Retype all of the records shown beneath this task, exactly as they stand.

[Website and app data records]

● ● ● ● ●

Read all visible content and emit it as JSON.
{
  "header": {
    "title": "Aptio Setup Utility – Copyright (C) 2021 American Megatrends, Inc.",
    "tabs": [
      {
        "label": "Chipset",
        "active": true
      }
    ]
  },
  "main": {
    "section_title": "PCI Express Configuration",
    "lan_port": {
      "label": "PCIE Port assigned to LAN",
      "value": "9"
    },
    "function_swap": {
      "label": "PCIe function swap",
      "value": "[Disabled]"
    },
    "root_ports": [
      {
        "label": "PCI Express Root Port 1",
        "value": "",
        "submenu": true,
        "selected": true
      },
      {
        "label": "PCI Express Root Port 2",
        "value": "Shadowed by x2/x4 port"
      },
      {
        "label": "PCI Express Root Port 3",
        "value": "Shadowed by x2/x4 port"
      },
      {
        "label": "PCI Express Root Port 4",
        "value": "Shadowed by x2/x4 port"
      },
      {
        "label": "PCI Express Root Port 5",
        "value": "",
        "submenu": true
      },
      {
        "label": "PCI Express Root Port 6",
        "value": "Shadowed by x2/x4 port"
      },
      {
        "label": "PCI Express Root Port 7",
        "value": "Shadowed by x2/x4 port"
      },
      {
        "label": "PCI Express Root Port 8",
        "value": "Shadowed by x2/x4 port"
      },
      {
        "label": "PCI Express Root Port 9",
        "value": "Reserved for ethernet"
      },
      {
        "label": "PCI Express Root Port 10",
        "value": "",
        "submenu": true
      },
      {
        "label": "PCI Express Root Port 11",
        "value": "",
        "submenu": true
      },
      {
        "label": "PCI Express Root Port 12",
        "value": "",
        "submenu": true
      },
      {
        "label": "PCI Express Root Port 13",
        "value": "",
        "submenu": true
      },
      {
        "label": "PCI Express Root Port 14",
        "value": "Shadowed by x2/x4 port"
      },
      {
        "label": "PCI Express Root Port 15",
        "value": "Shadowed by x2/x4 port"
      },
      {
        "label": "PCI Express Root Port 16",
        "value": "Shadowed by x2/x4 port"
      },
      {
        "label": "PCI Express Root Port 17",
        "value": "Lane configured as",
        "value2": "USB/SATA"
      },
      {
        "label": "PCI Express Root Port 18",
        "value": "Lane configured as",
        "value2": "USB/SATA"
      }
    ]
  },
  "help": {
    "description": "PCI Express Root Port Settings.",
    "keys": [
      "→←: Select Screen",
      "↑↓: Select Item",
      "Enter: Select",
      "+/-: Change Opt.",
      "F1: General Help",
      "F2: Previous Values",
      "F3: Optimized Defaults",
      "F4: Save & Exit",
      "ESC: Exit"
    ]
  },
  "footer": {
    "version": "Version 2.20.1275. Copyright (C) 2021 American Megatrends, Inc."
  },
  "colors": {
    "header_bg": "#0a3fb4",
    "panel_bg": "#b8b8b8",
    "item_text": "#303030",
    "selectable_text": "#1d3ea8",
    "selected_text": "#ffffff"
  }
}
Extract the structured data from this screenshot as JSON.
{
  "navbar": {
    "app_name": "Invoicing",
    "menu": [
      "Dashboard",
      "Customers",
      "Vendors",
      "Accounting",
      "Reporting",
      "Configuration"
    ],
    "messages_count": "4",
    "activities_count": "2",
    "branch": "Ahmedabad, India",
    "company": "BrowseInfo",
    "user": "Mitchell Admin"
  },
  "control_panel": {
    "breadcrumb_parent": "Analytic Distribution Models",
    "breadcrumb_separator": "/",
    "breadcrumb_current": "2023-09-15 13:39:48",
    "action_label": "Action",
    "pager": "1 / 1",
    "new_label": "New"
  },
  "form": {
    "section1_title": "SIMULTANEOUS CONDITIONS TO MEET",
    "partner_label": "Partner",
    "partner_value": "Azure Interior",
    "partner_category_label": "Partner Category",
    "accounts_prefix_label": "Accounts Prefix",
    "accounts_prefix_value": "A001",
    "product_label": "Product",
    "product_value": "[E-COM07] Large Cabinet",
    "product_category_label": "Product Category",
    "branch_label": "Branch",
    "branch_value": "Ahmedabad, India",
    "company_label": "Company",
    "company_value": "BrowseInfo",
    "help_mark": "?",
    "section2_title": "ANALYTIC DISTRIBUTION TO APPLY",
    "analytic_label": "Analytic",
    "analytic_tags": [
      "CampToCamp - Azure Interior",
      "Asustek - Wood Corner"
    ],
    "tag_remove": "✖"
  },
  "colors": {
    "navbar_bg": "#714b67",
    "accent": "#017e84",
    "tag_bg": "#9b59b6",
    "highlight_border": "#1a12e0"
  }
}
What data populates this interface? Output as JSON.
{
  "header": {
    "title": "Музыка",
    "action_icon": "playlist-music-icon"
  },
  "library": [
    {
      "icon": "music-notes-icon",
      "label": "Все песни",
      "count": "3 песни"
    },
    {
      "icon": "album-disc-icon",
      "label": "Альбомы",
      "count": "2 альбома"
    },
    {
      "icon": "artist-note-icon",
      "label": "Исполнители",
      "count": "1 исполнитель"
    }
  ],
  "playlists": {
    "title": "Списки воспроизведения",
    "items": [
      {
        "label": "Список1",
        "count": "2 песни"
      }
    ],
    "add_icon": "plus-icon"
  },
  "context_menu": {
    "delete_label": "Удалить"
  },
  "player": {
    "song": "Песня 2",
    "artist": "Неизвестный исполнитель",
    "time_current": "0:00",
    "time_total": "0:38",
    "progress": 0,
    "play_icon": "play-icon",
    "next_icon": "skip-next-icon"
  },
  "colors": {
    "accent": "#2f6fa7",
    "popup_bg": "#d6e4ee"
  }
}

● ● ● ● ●

◆ **ANSWER TO THIS TASK**
Read all visible content and emit it as JSON.
{
  "header": {
    "title": "Aptio Setup Utility – Copyright (C) 2021 American Megatrends, Inc.",
    "tabs": [
      {
        "label": "Chipset",
        "active": true
      }
    ]
  },
  "main": {
    "section_title": "PCI Express Configuration",
    "lan_port": {
      "label": "PCIE Port assigned to LAN",
      "value": "9"
    },
    "function_swap": {
      "label": "PCIe function swap",
      "value": "[Disabled]"
    },
    "root_ports": [
      {
        "label": "PCI Express Root Port 1",
        "value": "",
        "submenu": true,
        "selected": true
      },
      {
        "label": "PCI Express Root Port 2",
        "value": "Shadowed by x2/x4 port"
      },
      {
        "label": "PCI Express Root Port 3",
        "value": "Shadowed by x2/x4 port"
      },
      {
        "label": "PCI Express Root Port 4",
        "value": "Shadowed by x2/x4 port"
      },
      {
        "label": "PCI Express Root Port 5",
        "value": "",
        "submenu": true
      },
      {
        "label": "PCI Express Root Port 6",
        "value": "Shadowed by x2/x4 port"
      },
      {
        "label": "PCI Express Root Port 7",
        "value": "Shadowed by x2/x4 port"
      },
      {
        "label": "PCI Express Root Port 8",
        "value": "Shadowed by x2/x4 port"
      },
      {
        "label": "PCI Express Root Port 9",
        "value": "Reserved for ethernet"
      },
      {
        "label": "PCI Express Root Port 10",
        "value": "",
        "submenu": true
      },
      {
        "label": "PCI Express Root Port 11",
        "value": "",
        "submenu": true
      },
      {
        "label": "PCI Express Root Port 12",
        "value": "",
        "submenu": true
      },
      {
        "label": "PCI Express Root Port 13",
        "value": "",
        "submenu": true
      },
      {
        "label": "PCI Express Root Port 14",
        "value": "Shadowed by x2/x4 port"
      },
      {
        "label": "PCI Express Root Port 15",
        "value": "Shadowed by x2/x4 port"
      },
      {
        "label": "PCI Express Root Port 16",
        "value": "Shadowed by x2/x4 port"
      },
      {
        "label": "PCI Express Root Port 17",
        "value": "Lane configured as",
        "value2": "USB/SATA"
      },
      {
        "label": "PCI Express Root Port 18",
        "value": "Lane configured as",
        "value2": "USB/SATA"
      }
    ]
  },
  "help": {
    "description": "PCI Express Root Port Settings.",
    "keys": [
      "→←: Select Screen",
      "↑↓: Select Item",
      "Enter: Select",
      "+/-: Change Opt.",
      "F1: General Help",
      "F2: Previous Values",
      "F3: Optimized Defaults",
      "F4: Save & Exit",
      "ESC: Exit"
    ]
  },
  "footer": {
    "version": "Version 2.20.1275. Copyright (C) 2021 American Megatrends, Inc."
  },
  "colors": {
    "header_bg": "#0a3fb4",
    "panel_bg": "#b8b8b8",
    "item_text": "#303030",
    "selectable_text": "#1d3ea8",
    "selected_text": "#ffffff"
  }
}
Extract the structured data from this screenshot as JSON.
{
  "navbar": {
    "app_name": "Invoicing",
    "menu": [
      "Dashboard",
      "Customers",
      "Vendors",
      "Accounting",
      "Reporting",
      "Configuration"
    ],
    "messages_count": "4",
    "activities_count": "2",
    "branch": "Ahmedabad, India",
    "company": "BrowseInfo",
    "user": "Mitchell Admin"
  },
  "control_panel": {
    "breadcrumb_parent": "Analytic Distribution Models",
    "breadcrumb_separator": "/",
    "breadcrumb_current": "2023-09-15 13:39:48",
    "action_label": "Action",
    "pager": "1 / 1",
    "new_label": "New"
  },
  "form": {
    "section1_title": "SIMULTANEOUS CONDITIONS TO MEET",
    "partner_label": "Partner",
    "partner_value": "Azure Interior",
    "partner_category_label": "Partner Category",
    "accounts_prefix_label": "Accounts Prefix",
    "accounts_prefix_value": "A001",
    "product_label": "Product",
    "product_value": "[E-COM07] Large Cabinet",
    "product_category_label": "Product Category",
    "branch_label": "Branch",
    "branch_value": "Ahmedabad, India",
    "company_label": "Company",
    "company_value": "BrowseInfo",
    "help_mark": "?",
    "section2_title": "ANALYTIC DISTRIBUTION TO APPLY",
    "analytic_label": "Analytic",
    "analytic_tags": [
      "CampToCamp - Azure Interior",
      "Asustek - Wood Corner"
    ],
    "tag_remove": "✖"
  },
  "colors": {
    "navbar_bg": "#714b67",
    "accent": "#017e84",
    "tag_bg": "#9b59b6",
    "highlight_border": "#1a12e0"
  }
}
What data populates this interface? Output as JSON.
{
  "header": {
    "title": "Музыка",
    "action_icon": "playlist-music-icon"
  },
  "library": [
    {
      "icon": "music-notes-icon",
      "label": "Все песни",
      "count": "3 песни"
    },
    {
      "icon": "album-disc-icon",
      "label": "Альбомы",
      "count": "2 альбома"
    },
    {
      "icon": "artist-note-icon",
      "label": "Исполнители",
      "count": "1 исполнитель"
    }
  ],
  "playlists": {
    "title": "Списки воспроизведения",
    "items": [
      {
        "label": "Список1",
        "count": "2 песни"
      }
    ],
    "add_icon": "plus-icon"
  },
  "context_menu": {
    "delete_label": "Удалить"
  },
  "player": {
    "song": "Песня 2",
    "artist": "Неизвестный исполнитель",
    "time_current": "0:00",
    "time_total": "0:38",
    "progress": 0,
    "play_icon": "play-icon",
    "next_icon": "skip-next-icon"
  },
  "colors": {
    "accent": "#2f6fa7",
    "popup_bg": "#d6e4ee"
  }
}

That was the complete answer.